_Required action_
Make an exact copy of all the records.
*** Opening Extracted data ***
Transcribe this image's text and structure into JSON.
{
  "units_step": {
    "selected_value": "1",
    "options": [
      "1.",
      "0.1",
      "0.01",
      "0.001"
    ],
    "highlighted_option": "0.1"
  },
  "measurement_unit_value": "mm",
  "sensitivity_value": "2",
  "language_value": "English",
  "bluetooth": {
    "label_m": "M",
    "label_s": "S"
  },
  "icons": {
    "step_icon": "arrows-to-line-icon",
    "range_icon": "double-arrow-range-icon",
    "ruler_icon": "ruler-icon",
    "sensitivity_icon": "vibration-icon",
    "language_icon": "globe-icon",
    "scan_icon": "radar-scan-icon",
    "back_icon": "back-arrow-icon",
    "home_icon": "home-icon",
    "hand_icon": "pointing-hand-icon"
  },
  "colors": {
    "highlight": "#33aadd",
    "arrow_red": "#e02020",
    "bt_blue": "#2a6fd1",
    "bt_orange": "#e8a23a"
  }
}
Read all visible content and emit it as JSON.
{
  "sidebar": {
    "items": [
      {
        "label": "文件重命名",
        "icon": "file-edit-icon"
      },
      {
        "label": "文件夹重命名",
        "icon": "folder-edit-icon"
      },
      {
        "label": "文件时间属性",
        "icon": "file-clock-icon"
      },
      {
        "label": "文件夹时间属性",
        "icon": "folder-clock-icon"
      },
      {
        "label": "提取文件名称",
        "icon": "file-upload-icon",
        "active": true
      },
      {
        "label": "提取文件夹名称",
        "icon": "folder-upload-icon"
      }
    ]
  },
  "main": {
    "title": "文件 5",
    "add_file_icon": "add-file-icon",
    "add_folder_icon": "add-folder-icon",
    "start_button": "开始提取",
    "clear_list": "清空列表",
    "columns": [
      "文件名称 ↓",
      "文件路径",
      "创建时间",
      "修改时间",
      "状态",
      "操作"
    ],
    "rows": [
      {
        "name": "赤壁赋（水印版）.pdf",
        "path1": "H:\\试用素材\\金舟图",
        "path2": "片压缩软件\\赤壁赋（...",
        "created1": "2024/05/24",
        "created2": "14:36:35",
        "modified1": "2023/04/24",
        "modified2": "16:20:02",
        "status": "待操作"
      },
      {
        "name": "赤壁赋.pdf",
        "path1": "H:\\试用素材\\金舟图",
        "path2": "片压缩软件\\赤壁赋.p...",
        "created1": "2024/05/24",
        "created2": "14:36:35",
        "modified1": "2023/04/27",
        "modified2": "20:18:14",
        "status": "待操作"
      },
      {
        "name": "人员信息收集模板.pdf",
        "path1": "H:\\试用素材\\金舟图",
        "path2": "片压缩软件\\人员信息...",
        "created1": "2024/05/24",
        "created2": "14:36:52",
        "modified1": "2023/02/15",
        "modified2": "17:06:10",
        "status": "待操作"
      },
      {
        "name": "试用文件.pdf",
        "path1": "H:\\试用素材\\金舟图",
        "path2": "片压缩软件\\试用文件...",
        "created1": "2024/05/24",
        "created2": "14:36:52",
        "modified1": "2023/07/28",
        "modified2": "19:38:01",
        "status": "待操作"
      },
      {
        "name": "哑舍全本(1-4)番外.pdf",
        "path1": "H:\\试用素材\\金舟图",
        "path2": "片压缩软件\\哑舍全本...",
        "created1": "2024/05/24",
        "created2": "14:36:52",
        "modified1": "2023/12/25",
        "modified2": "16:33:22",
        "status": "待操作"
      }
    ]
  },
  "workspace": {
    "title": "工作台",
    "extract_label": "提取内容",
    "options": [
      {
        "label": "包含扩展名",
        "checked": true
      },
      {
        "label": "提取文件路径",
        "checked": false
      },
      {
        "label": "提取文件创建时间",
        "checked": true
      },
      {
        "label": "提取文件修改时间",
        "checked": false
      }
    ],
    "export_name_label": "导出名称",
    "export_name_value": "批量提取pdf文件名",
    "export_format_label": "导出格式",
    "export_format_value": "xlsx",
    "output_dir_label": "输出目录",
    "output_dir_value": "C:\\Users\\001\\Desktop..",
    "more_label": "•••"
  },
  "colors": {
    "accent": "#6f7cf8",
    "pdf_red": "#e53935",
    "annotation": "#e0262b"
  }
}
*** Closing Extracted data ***
_Solution_
Transcribe this image's text and structure into JSON.
{
  "units_step": {
    "selected_value": "1",
    "options": [
      "1.",
      "0.1",
      "0.01",
      "0.001"
    ],
    "highlighted_option": "0.1"
  },
  "measurement_unit_value": "mm",
  "sensitivity_value": "2",
  "language_value": "English",
  "bluetooth": {
    "label_m": "M",
    "label_s": "S"
  },
  "icons": {
    "step_icon": "arrows-to-line-icon",
    "range_icon": "double-arrow-range-icon",
    "ruler_icon": "ruler-icon",
    "sensitivity_icon": "vibration-icon",
    "language_icon": "globe-icon",
    "scan_icon": "radar-scan-icon",
    "back_icon": "back-arrow-icon",
    "home_icon": "home-icon",
    "hand_icon": "pointing-hand-icon"
  },
  "colors": {
    "highlight": "#33aadd",
    "arrow_red": "#e02020",
    "bt_blue": "#2a6fd1",
    "bt_orange": "#e8a23a"
  }
}
Read all visible content and emit it as JSON.
{
  "sidebar": {
    "items": [
      {
        "label": "文件重命名",
        "icon": "file-edit-icon"
      },
      {
        "label": "文件夹重命名",
        "icon": "folder-edit-icon"
      },
      {
        "label": "文件时间属性",
        "icon": "file-clock-icon"
      },
      {
        "label": "文件夹时间属性",
        "icon": "folder-clock-icon"
      },
      {
        "label": "提取文件名称",
        "icon": "file-upload-icon",
        "active": true
      },
      {
        "label": "提取文件夹名称",
        "icon": "folder-upload-icon"
      }
    ]
  },
  "main": {
    "title": "文件 5",
    "add_file_icon": "add-file-icon",
    "add_folder_icon": "add-folder-icon",
    "start_button": "开始提取",
    "clear_list": "清空列表",
    "columns": [
      "文件名称 ↓",
      "文件路径",
      "创建时间",
      "修改时间",
      "状态",
      "操作"
    ],
    "rows": [
      {
        "name": "赤壁赋（水印版）.pdf",
        "path1": "H:\\试用素材\\金舟图",
        "path2": "片压缩软件\\赤壁赋（...",
        "created1": "2024/05/24",
        "created2": "14:36:35",
        "modified1": "2023/04/24",
        "modified2": "16:20:02",
        "status": "待操作"
      },
      {
        "name": "赤壁赋.pdf",
        "path1": "H:\\试用素材\\金舟图",
        "path2": "片压缩软件\\赤壁赋.p...",
        "created1": "2024/05/24",
        "created2": "14:36:35",
        "modified1": "2023/04/27",
        "modified2": "20:18:14",
        "status": "待操作"
      },
      {
        "name": "人员信息收集模板.pdf",
        "path1": "H:\\试用素材\\金舟图",
        "path2": "片压缩软件\\人员信息...",
        "created1": "2024/05/24",
        "created2": "14:36:52",
        "modified1": "2023/02/15",
        "modified2": "17:06:10",
        "status": "待操作"
      },
      {
        "name": "试用文件.pdf",
        "path1": "H:\\试用素材\\金舟图",
        "path2": "片压缩软件\\试用文件...",
        "created1": "2024/05/24",
        "created2": "14:36:52",
        "modified1": "2023/07/28",
        "modified2": "19:38:01",
        "status": "待操作"
      },
      {
        "name": "哑舍全本(1-4)番外.pdf",
        "path1": "H:\\试用素材\\金舟图",
        "path2": "片压缩软件\\哑舍全本...",
        "created1": "2024/05/24",
        "created2": "14:36:52",
        "modified1": "2023/12/25",
        "modified2": "16:33:22",
        "status": "待操作"
      }
    ]
  },
  "workspace": {
    "title": "工作台",
    "extract_label": "提取内容",
    "options": [
      {
        "label": "包含扩展名",
        "checked": true
      },
      {
        "label": "提取文件路径",
        "checked": false
      },
      {
        "label": "提取文件创建时间",
        "checked": true
      },
      {
        "label": "提取文件修改时间",
        "checked": false
      }
    ],
    "export_name_label": "导出名称",
    "export_name_value": "批量提取pdf文件名",
    "export_format_label": "导出格式",
    "export_format_value": "xlsx",
    "output_dir_label": "输出目录",
    "output_dir_value": "C:\\Users\\001\\Desktop..",
    "more_label": "•••"
  },
  "colors": {
    "accent": "#6f7cf8",
    "pdf_red": "#e53935",
    "annotation": "#e0262b"
  }
}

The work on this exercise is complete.